Douglas Fir: Douglas fir tussock moth

categories: Conifers Douglas Fir Douglas Fir Insects Ornamentals

revision date: 2023-04-12 12:00

Fuzzy caterpillar on Douglas fir needles on blue sky background.
Douglas-fir tussock moth
Photo by: R.D. Akre


Douglas fir tussock moth larvae start at branch tips at the top of the tree and work down, feeding mainly on the new foliage and causing severe defoliation. They may be found under webbing on the branches. Severe tussock moth outbreaks are very sporadic and last usually around three years before subsiding. The larvae feed on the needles of Douglas fir, spruce, pine, larch, and true firs. They feed mainly on forest trees and are infrequent pests in the landscape. The caterpillars are distinguished by three long tufts of black hairs on their body (two in front, one in back) and lighter tufts along their back.

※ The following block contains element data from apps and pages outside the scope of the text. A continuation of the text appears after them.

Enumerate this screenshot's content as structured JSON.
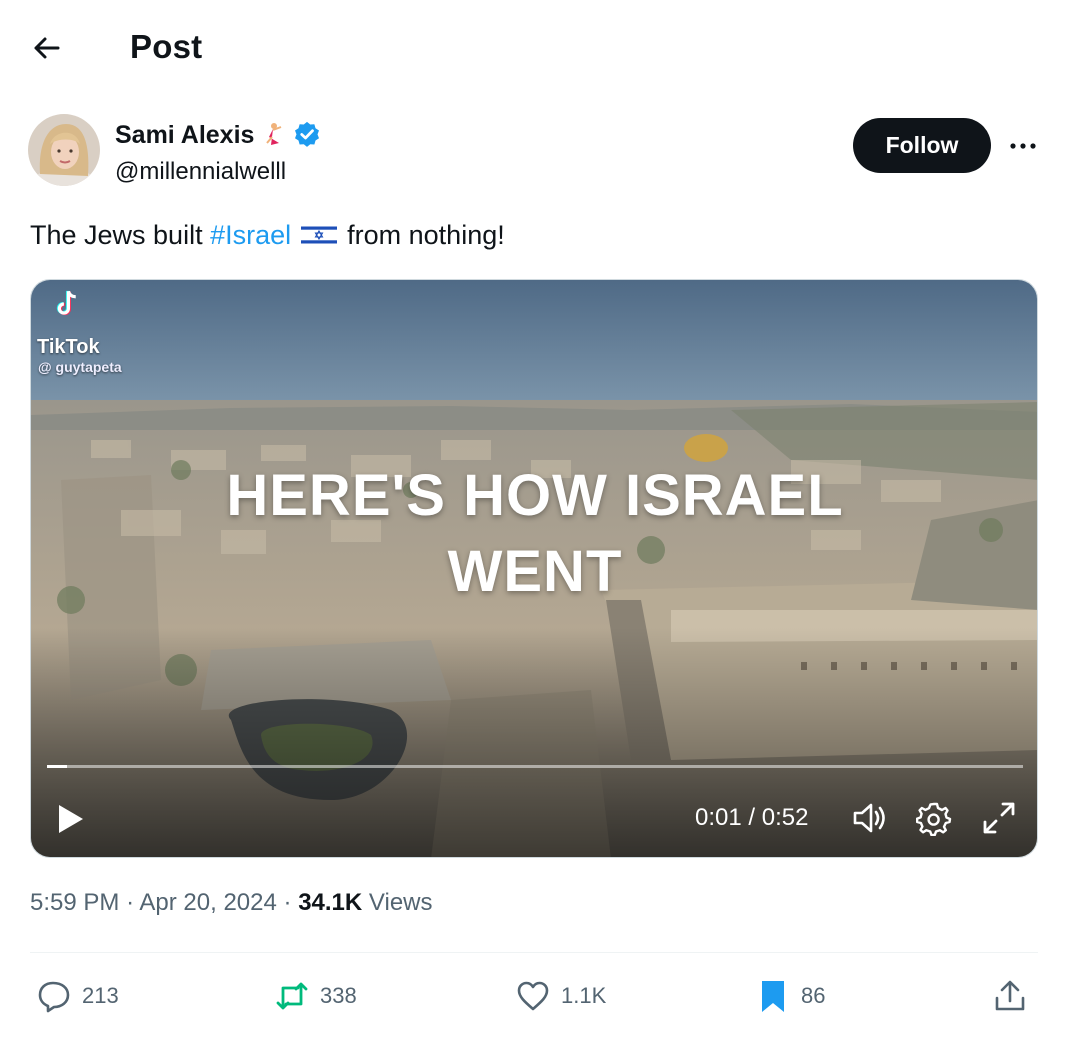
{
  "header": {
    "title": "Post"
  },
  "author": {
    "display_name": "Sami Alexis",
    "handle": "@millennialwelll",
    "follow_label": "Follow"
  },
  "tweet": {
    "text_before": "The Jews built",
    "hashtag": "#Israel",
    "text_after": "from nothing!"
  },
  "video": {
    "tiktok_label": "TikTok",
    "tiktok_user": "@ guytapeta",
    "caption_line1": "HERE'S HOW ISRAEL",
    "caption_line2": "WENT",
    "current_time": "0:01",
    "separator": "/",
    "duration": "0:52",
    "progress_fraction": 0.02
  },
  "meta": {
    "time": "5:59 PM",
    "dot": "·",
    "date": "Apr 20, 2024",
    "views_count": "34.1K",
    "views_label": "Views"
  },
  "actions": {
    "replies": "213",
    "reposts": "338",
    "likes": "1.1K",
    "bookmarks": "86"
  },
  "colors": {
    "accent": "#1d9bf0",
    "repost_green": "#00ba7c",
    "bookmark_blue": "#1d9bf0",
    "text": "#0f1419",
    "secondary": "#536471"
  }
}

The hairs from tussock moth caterpillars break off easily and may cause skin or respiratory irritation.

Management Options

Use Integrated Pest Management (IPM) for successful plant problem management.

Non-chemical Management

Select non-chemical management options as your first choice!

  • Parasites and other natural controls keep this pest in check most of the time.
  • Prune and destroy (burn, if possible) heavily infested branches.
  • Do not touch caterpillars with bare hands. Hand-pick caterpillars only with gloves.

Chemical Management

IMPORTANT: Visit Home and Garden Fact Sheets for more information on using pesticides.

  • Monitor trees and apply when caterpillars first appear.
  • Homeowners should not make foliar applications to trees over 10 ft tall.
  • Consult a commercial pesticide applicator for treatment of trees and shrubs over 10 ft. tall.

Approved Pesticides

Listed below are examples of pesticides that are legal in Washington. Always read and follow all label directions.